A 14kg cylinder from HaloGas will run you RM26.50, but that’s without the delivery fee calculated based on your area. On the other hand, pre-ordering with BeliGas costs RM25.60, with no extra delivery fees.

Suthan also added that they use tech and logistics efficiency to optimise the cost of deliveries, where savings are then passed to consumers.

Taking Matters Into Their Own Hands

“Initially, we used a third-party contractor in the first month, but logistics/delivery was terrible to say. It created a lot of chain problems in fulfilment and service delivery,” Suthan recalled.

To overcome that problem, he made the costly CaPex decision of using his personal savings to build BeliGas’ own delivery fleet, hiring drivers and purchasing transport vehicles.

One of BeliGas’ lorries / Image Credit: BeliGas

Not only did this solve their delivery problems, but it now reduces their Opex cost on a day-to-day basis too.

Dictionary Time: CapEX means capital expenditure, which is the cost of developing or providing non-consumable parts for the product or system, while Opex means operational expenditure, which is the ongoing cost of running a business.

For a company that started its deliveries on July 1, 2020, Suthan was proud to share that they’d hit RM1,000,000 in cumulative revenue this week (at the time of writing). Today, they deliver about 6,000 cylinders a month.

In all, Suthan is also proud that he’s accomplished his main goal of hiring B40 and other unemployed Malaysians too. So far, 40 Malaysians are on BeliGas’ payroll, and they’ve even hired ex-convicts to work in their hub and HQ warehouse.

“We built the business during the worst times.”

“When everyone was scaling down on marketing, we decided to scale up using a lot of offline media, which drove the cost up in 6 figures. We believed in brand building, even in trying times,” Suthan said.

They also used digital media such as vlogs and group promos that endeared them to local communities online, and proving that they walked the talk after earned them fans.

Haters in a business are nothing new, but the majority of negative feedback they get is mainly from locals who live outside of their delivery areas, Suthan mused.

What was more alarming to the team was how they got threats and blackmails consistently from other players in the business when they headed to new areas.

A BeliGas rider on the move / Image Credit: BeliGas

“All we do is make sure our riders are well informed on how to handle the situation professionally, get insurance, and focus on being customer-centric. And then we report when needed,” he said.

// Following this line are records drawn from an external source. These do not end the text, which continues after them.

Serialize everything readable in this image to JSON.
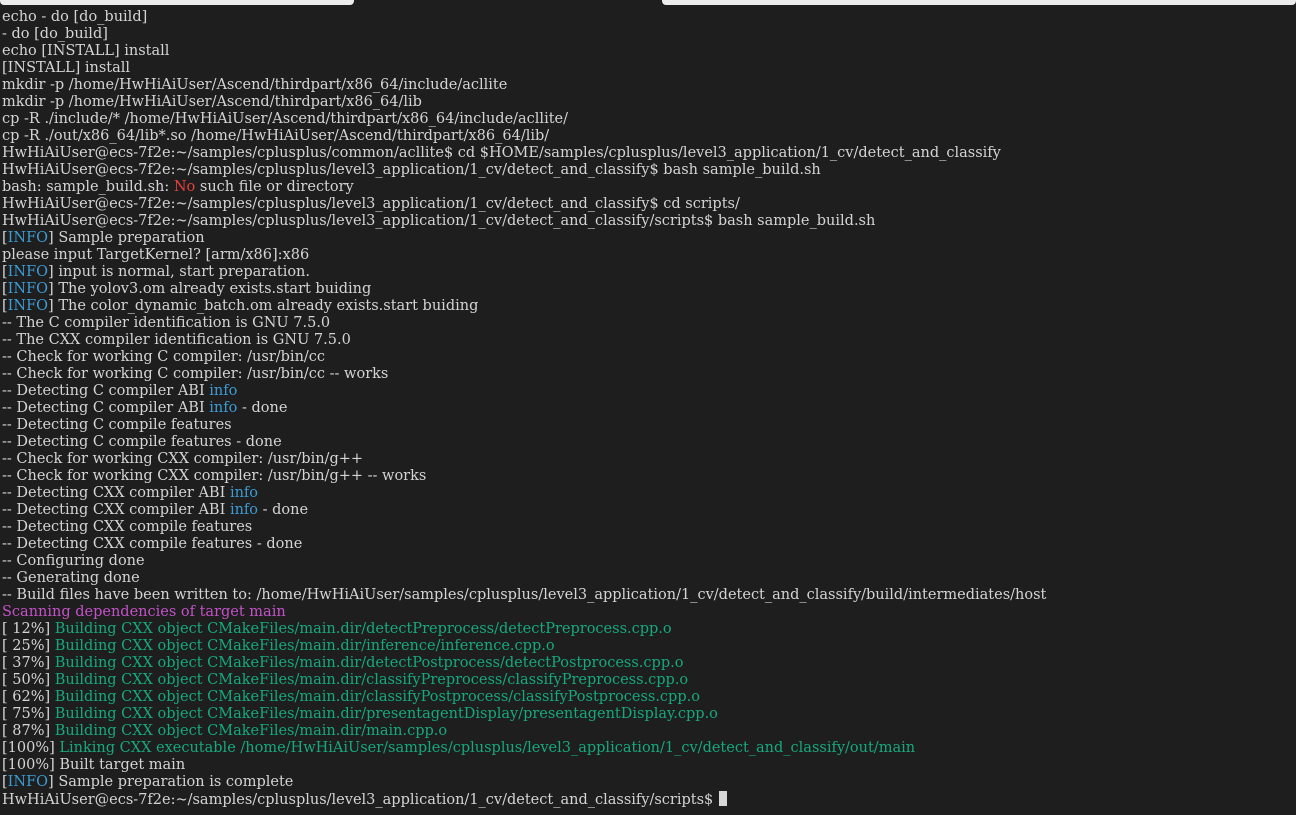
{
  "colors": {
    "background": "#1e1e1e",
    "default": "#d4d4d4",
    "blue": "#3d9bd4",
    "red": "#e8403c",
    "magenta": "#c352c8",
    "green": "#16a97c",
    "cursor": "#d8d8d8",
    "strip": "#ececec"
  },
  "lines": [
    [
      {
        "t": "echo - do [do_build]"
      }
    ],
    [
      {
        "t": "- do [do_build]"
      }
    ],
    [
      {
        "t": "echo [INSTALL] install"
      }
    ],
    [
      {
        "t": "[INSTALL] install"
      }
    ],
    [
      {
        "t": "mkdir -p /home/HwHiAiUser/Ascend/thirdpart/x86_64/include/acllite"
      }
    ],
    [
      {
        "t": "mkdir -p /home/HwHiAiUser/Ascend/thirdpart/x86_64/lib"
      }
    ],
    [
      {
        "t": "cp -R ./include/* /home/HwHiAiUser/Ascend/thirdpart/x86_64/include/acllite/"
      }
    ],
    [
      {
        "t": "cp -R ./out/x86_64/lib*.so /home/HwHiAiUser/Ascend/thirdpart/x86_64/lib/"
      }
    ],
    [
      {
        "t": "HwHiAiUser@ecs-7f2e:~/samples/cplusplus/common/acllite$ cd $HOME/samples/cplusplus/level3_application/1_cv/detect_and_classify"
      }
    ],
    [
      {
        "t": "HwHiAiUser@ecs-7f2e:~/samples/cplusplus/level3_application/1_cv/detect_and_classify$ bash sample_build.sh"
      }
    ],
    [
      {
        "t": "bash: sample_build.sh: "
      },
      {
        "t": "No",
        "c": "red"
      },
      {
        "t": " such file or directory"
      }
    ],
    [
      {
        "t": "HwHiAiUser@ecs-7f2e:~/samples/cplusplus/level3_application/1_cv/detect_and_classify$ cd scripts/"
      }
    ],
    [
      {
        "t": "HwHiAiUser@ecs-7f2e:~/samples/cplusplus/level3_application/1_cv/detect_and_classify/scripts$ bash sample_build.sh"
      }
    ],
    [
      {
        "t": "["
      },
      {
        "t": "INFO",
        "c": "blue"
      },
      {
        "t": "] Sample preparation"
      }
    ],
    [
      {
        "t": "please input TargetKernel? [arm/x86]:x86"
      }
    ],
    [
      {
        "t": "["
      },
      {
        "t": "INFO",
        "c": "blue"
      },
      {
        "t": "] input is normal, start preparation."
      }
    ],
    [
      {
        "t": "["
      },
      {
        "t": "INFO",
        "c": "blue"
      },
      {
        "t": "] The yolov3.om already exists.start buiding"
      }
    ],
    [
      {
        "t": "["
      },
      {
        "t": "INFO",
        "c": "blue"
      },
      {
        "t": "] The color_dynamic_batch.om already exists.start buiding"
      }
    ],
    [
      {
        "t": "-- The C compiler identification is GNU 7.5.0"
      }
    ],
    [
      {
        "t": "-- The CXX compiler identification is GNU 7.5.0"
      }
    ],
    [
      {
        "t": "-- Check for working C compiler: /usr/bin/cc"
      }
    ],
    [
      {
        "t": "-- Check for working C compiler: /usr/bin/cc -- works"
      }
    ],
    [
      {
        "t": "-- Detecting C compiler ABI "
      },
      {
        "t": "info",
        "c": "blue"
      }
    ],
    [
      {
        "t": "-- Detecting C compiler ABI "
      },
      {
        "t": "info",
        "c": "blue"
      },
      {
        "t": " - done"
      }
    ],
    [
      {
        "t": "-- Detecting C compile features"
      }
    ],
    [
      {
        "t": "-- Detecting C compile features - done"
      }
    ],
    [
      {
        "t": "-- Check for working CXX compiler: /usr/bin/g++"
      }
    ],
    [
      {
        "t": "-- Check for working CXX compiler: /usr/bin/g++ -- works"
      }
    ],
    [
      {
        "t": "-- Detecting CXX compiler ABI "
      },
      {
        "t": "info",
        "c": "blue"
      }
    ],
    [
      {
        "t": "-- Detecting CXX compiler ABI "
      },
      {
        "t": "info",
        "c": "blue"
      },
      {
        "t": " - done"
      }
    ],
    [
      {
        "t": "-- Detecting CXX compile features"
      }
    ],
    [
      {
        "t": "-- Detecting CXX compile features - done"
      }
    ],
    [
      {
        "t": "-- Configuring done"
      }
    ],
    [
      {
        "t": "-- Generating done"
      }
    ],
    [
      {
        "t": "-- Build files have been written to: /home/HwHiAiUser/samples/cplusplus/level3_application/1_cv/detect_and_classify/build/intermediates/host"
      }
    ],
    [
      {
        "t": "Scanning dependencies of target main",
        "c": "magenta"
      }
    ],
    [
      {
        "t": "[ 12%] "
      },
      {
        "t": "Building CXX object CMakeFiles/main.dir/detectPreprocess/detectPreprocess.cpp.o",
        "c": "green"
      }
    ],
    [
      {
        "t": "[ 25%] "
      },
      {
        "t": "Building CXX object CMakeFiles/main.dir/inference/inference.cpp.o",
        "c": "green"
      }
    ],
    [
      {
        "t": "[ 37%] "
      },
      {
        "t": "Building CXX object CMakeFiles/main.dir/detectPostprocess/detectPostprocess.cpp.o",
        "c": "green"
      }
    ],
    [
      {
        "t": "[ 50%] "
      },
      {
        "t": "Building CXX object CMakeFiles/main.dir/classifyPreprocess/classifyPreprocess.cpp.o",
        "c": "green"
      }
    ],
    [
      {
        "t": "[ 62%] "
      },
      {
        "t": "Building CXX object CMakeFiles/main.dir/classifyPostprocess/classifyPostprocess.cpp.o",
        "c": "green"
      }
    ],
    [
      {
        "t": "[ 75%] "
      },
      {
        "t": "Building CXX object CMakeFiles/main.dir/presentagentDisplay/presentagentDisplay.cpp.o",
        "c": "green"
      }
    ],
    [
      {
        "t": "[ 87%] "
      },
      {
        "t": "Building CXX object CMakeFiles/main.dir/main.cpp.o",
        "c": "green"
      }
    ],
    [
      {
        "t": "[100%] "
      },
      {
        "t": "Linking CXX executable /home/HwHiAiUser/samples/cplusplus/level3_application/1_cv/detect_and_classify/out/main",
        "c": "green"
      }
    ],
    [
      {
        "t": "[100%] Built target main"
      }
    ],
    [
      {
        "t": "["
      },
      {
        "t": "INFO",
        "c": "blue"
      },
      {
        "t": "] Sample preparation is complete"
      }
    ]
  ],
  "prompt": "HwHiAiUser@ecs-7f2e:~/samples/cplusplus/level3_application/1_cv/detect_and_classify/scripts$ "
}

BeliGas is set to launch in Georgetown, Penang as well as Tampoi, Johor, but the lockdowns have put a bit of a delay in their plans. Suthan is also eyeing an expansion to the East coast, and he’s confident they can move quickly into the regional market within 1-2 years.

To add value to their services, BeliGas’ white-labelled SIRIM approved gas regulators will be coming out soon, along with the sale of fire safety kits. They’re also looking to release a micro-insurance product.

With regards to Suthan’s mission of providing more jobs for the B40, he intends to create micro-entrepreneur programmes through partnerships with GLCs or NGOs.  

  • You can learn more about BeliGas here.
  • You can read about other Malaysian startups here.

Featured Image Credit: Suthan Mookaiah, Managing Director of BeliGas

Categories: Entrepreneur, Malaysian

Subscribe to our newsletter

Stay updated with Vulcan Post weekly curated news and updates.


Vulcan Post aims to be the knowledge hub of Singapore and Malaysia.

© 2021 GRVTY Media Pte. Ltd.
(UEN 201431998C.)

Vulcan Post aims to be the knowledge hub of Singapore and Malaysia.

© 2021 GRVTY Media Pte. Ltd.
(UEN 201431998C.)